Dawgs voluntarily dismissed the case in November, according to court records, leading Crocs to claim the Nevada company used the court system in bad faith and to file a motions for sanctions Dec. 1. Crocs declined multiple requests for an interview but emailed this statement to the Camera:
“This is the third lawsuit that Dawgs has filed against Crocs and then abandoned in the Nevada Courts. The latest lawsuit escalated Dawgs’s harassment by leveling meritless claims directly against individual Crocs employees, which Dawgs then dismissed before the employees could defend themselves. Crocs believes that this is sanctionable conduct and is seeking remedies to prevent this type of misconduct in the future.”

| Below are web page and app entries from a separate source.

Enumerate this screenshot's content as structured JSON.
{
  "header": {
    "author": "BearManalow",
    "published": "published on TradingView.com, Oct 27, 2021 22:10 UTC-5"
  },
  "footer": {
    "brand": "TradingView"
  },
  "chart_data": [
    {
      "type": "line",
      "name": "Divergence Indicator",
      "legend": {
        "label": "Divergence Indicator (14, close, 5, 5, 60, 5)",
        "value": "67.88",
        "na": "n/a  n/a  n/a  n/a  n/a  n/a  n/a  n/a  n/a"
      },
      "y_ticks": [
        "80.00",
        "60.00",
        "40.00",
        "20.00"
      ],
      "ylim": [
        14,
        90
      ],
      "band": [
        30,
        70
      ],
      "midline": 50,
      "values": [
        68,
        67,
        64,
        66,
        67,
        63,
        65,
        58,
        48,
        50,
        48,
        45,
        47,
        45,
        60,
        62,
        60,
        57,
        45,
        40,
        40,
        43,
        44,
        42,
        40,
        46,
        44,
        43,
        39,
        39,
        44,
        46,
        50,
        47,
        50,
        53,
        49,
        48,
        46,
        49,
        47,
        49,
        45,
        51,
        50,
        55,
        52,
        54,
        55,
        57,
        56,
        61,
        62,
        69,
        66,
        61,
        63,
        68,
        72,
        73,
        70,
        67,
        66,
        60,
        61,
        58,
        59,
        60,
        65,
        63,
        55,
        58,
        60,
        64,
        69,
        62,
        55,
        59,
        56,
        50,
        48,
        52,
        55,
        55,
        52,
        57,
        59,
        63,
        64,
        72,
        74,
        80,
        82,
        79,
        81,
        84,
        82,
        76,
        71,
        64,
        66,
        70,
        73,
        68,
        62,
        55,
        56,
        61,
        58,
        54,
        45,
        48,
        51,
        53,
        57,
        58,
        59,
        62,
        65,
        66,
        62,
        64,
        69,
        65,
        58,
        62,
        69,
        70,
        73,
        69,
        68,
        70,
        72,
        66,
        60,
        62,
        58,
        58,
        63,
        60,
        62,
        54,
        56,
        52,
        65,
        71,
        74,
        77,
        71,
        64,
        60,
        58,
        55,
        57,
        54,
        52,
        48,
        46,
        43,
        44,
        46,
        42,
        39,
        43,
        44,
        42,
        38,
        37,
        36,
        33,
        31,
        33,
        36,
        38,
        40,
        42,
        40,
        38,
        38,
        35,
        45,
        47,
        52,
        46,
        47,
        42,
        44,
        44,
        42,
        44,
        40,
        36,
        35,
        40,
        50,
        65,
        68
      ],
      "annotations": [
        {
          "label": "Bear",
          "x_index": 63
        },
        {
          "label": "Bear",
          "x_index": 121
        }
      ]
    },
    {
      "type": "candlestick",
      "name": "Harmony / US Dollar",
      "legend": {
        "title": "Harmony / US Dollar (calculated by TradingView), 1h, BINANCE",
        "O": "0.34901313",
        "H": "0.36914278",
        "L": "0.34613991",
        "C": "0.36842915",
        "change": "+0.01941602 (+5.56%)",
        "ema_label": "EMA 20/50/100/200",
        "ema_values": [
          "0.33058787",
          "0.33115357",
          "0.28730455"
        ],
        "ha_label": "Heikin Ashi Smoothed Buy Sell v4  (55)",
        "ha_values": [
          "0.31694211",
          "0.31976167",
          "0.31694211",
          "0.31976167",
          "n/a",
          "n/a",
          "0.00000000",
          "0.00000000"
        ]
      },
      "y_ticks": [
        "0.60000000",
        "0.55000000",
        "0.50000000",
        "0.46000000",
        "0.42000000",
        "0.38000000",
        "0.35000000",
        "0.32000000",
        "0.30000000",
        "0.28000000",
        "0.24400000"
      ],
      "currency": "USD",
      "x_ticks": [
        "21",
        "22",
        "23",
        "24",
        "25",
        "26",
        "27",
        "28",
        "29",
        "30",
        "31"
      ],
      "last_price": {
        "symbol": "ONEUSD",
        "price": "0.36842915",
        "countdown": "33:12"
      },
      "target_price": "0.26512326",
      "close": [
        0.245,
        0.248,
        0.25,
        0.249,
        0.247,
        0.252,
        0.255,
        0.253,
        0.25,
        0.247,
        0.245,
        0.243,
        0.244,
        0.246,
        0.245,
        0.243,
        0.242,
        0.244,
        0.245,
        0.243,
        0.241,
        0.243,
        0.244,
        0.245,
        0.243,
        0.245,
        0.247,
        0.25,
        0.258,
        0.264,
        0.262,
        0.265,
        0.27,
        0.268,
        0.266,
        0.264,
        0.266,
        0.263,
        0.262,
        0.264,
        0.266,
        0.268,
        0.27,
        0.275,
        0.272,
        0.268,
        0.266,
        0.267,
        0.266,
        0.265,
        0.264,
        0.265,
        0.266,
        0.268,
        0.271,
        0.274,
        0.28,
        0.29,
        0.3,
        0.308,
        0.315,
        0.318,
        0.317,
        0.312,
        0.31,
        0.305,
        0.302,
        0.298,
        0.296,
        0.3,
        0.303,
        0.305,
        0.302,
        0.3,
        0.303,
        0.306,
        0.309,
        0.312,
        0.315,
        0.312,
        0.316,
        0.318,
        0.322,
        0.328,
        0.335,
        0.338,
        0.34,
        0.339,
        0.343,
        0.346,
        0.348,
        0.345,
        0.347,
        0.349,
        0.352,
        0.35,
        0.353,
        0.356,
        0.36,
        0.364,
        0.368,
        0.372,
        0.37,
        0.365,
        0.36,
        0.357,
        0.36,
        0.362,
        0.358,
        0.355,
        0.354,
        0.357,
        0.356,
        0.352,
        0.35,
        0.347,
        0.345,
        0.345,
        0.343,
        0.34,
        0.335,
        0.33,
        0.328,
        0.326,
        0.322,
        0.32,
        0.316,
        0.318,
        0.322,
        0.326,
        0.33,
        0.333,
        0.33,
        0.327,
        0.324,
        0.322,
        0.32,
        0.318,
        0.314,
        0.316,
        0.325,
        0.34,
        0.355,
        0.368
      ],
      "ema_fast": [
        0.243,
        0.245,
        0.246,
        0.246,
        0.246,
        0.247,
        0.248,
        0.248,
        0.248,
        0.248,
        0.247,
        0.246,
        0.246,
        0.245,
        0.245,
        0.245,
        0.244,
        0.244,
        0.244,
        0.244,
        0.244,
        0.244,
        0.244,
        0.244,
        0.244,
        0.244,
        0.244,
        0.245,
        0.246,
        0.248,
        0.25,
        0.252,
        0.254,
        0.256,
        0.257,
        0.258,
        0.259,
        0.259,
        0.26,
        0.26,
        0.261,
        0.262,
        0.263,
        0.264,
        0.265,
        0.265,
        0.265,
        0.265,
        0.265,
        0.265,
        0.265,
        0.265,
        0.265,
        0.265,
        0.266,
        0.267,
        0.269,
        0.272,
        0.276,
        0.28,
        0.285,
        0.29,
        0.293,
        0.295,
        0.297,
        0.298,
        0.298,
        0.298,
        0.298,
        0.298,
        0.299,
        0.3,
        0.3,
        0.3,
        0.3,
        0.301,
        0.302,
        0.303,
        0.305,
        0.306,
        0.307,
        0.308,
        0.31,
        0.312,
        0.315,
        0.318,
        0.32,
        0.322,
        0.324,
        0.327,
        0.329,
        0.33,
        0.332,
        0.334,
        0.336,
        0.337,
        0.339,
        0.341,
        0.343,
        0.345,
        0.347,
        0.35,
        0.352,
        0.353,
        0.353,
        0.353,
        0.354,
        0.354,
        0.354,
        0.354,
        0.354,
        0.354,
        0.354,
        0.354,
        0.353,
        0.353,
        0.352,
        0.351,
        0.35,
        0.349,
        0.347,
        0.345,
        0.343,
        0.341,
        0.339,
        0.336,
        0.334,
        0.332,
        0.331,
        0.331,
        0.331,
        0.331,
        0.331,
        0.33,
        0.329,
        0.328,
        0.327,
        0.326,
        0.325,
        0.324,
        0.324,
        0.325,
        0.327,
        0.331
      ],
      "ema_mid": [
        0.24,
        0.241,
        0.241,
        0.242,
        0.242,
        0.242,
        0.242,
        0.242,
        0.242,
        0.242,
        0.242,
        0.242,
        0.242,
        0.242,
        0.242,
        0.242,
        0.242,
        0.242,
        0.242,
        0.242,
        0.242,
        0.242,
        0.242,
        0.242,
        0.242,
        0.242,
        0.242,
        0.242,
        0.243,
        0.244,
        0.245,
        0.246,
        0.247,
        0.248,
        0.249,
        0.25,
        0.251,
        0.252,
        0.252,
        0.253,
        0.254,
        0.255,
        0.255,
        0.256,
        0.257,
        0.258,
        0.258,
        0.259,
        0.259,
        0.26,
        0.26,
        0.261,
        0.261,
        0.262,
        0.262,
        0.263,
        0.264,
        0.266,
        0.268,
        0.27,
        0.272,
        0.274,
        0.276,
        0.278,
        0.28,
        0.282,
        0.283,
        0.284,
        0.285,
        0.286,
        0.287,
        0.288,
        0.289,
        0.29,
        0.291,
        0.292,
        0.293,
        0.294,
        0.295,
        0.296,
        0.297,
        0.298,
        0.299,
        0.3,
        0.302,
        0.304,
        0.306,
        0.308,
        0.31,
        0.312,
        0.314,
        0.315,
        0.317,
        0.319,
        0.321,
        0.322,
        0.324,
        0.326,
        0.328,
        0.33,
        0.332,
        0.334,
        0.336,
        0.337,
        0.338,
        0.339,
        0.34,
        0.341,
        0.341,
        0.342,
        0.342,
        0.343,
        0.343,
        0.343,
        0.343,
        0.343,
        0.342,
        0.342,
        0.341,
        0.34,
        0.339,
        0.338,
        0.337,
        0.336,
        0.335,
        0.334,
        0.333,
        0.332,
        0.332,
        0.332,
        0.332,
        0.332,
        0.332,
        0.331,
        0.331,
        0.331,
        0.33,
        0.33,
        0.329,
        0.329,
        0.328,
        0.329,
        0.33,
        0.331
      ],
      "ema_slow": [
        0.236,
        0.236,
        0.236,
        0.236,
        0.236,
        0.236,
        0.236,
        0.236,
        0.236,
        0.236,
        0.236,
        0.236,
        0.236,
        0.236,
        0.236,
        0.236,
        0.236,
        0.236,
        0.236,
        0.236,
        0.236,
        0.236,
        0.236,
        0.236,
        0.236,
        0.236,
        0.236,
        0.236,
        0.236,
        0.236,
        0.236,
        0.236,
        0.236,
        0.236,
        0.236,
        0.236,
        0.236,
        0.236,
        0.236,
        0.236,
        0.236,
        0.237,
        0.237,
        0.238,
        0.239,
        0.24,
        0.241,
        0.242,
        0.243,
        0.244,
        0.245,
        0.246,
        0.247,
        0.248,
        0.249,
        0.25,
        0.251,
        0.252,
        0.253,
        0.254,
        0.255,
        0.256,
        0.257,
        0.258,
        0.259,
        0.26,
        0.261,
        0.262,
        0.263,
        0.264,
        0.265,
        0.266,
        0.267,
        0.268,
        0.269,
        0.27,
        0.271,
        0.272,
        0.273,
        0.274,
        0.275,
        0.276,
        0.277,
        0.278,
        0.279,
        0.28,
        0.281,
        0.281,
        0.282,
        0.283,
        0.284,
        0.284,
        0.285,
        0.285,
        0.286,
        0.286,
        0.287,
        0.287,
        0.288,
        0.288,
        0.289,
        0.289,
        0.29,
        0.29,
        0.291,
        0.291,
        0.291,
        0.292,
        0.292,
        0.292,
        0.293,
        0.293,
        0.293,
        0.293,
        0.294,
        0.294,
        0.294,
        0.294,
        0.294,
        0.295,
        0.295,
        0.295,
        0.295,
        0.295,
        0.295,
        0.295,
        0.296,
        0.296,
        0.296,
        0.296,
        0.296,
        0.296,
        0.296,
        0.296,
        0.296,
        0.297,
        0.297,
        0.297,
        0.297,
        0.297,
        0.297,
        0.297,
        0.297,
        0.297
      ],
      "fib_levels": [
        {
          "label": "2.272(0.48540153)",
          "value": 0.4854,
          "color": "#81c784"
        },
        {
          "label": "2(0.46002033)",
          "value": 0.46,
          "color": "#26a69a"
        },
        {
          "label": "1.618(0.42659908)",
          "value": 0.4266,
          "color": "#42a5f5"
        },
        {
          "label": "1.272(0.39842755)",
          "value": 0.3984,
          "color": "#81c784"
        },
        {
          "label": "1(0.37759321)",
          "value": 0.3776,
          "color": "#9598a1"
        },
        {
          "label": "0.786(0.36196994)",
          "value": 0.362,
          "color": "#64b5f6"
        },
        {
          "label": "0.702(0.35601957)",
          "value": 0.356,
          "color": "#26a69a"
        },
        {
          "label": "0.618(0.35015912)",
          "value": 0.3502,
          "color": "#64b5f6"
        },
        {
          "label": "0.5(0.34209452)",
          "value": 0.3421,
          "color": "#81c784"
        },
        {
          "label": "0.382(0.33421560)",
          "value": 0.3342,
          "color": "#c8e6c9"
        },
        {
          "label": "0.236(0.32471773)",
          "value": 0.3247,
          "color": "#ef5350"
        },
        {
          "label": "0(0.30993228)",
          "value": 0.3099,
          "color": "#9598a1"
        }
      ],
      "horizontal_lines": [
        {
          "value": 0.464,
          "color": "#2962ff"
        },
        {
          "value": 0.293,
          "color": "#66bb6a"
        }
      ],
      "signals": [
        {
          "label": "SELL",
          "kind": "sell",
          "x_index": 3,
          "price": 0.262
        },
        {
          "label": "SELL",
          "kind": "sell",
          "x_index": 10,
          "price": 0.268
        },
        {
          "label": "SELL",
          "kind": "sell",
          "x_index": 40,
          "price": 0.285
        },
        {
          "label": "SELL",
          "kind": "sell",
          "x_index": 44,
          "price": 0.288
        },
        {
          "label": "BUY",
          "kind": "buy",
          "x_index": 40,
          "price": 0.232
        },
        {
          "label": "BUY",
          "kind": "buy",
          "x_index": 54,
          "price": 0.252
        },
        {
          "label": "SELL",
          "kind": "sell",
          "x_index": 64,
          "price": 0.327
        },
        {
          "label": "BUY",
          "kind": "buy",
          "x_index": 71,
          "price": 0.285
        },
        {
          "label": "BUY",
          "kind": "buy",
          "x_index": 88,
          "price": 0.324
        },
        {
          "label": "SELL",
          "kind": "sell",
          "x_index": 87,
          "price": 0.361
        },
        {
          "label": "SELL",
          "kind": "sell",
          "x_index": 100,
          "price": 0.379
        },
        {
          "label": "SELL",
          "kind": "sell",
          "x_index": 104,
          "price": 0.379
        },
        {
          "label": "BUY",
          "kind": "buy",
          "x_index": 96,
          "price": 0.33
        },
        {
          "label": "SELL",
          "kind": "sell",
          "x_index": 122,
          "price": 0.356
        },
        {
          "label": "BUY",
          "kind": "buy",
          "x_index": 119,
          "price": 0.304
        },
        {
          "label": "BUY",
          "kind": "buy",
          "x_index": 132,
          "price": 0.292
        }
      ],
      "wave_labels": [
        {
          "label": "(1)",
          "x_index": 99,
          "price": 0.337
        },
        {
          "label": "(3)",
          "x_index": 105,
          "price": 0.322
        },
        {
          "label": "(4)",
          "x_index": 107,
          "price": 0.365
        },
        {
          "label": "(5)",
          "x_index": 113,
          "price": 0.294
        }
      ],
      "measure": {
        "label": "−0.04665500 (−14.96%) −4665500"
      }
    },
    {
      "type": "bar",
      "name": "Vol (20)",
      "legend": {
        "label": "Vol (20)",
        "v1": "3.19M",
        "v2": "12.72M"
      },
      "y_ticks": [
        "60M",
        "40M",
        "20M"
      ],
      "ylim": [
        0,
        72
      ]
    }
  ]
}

Steven Mann, CEO of Dawgs, said he dismissed the suit because he got what he wanted: documents proving Crocs had illegally accessed the Zulily account.
“We had reached out to Crocs and Zulily (and said) ‘Please give us proof you were not in our portal,'” Mann said. “We begged them for two months — they wouldn’t do it, refused to supply (the documents). It forced us to basically sue them for it.
“After we sued them, they produced the exact documents we were asking for. Once we received the evidence, we dropped the case.”
Mann plans to use the evidence in his company’s ongoing, 11-year lawsuit with Crocs in Colorado concerning Crocs cornerstone patent, as well as a new suit filed in August against 18 former and current Crocs executives alleging anti-trust violations.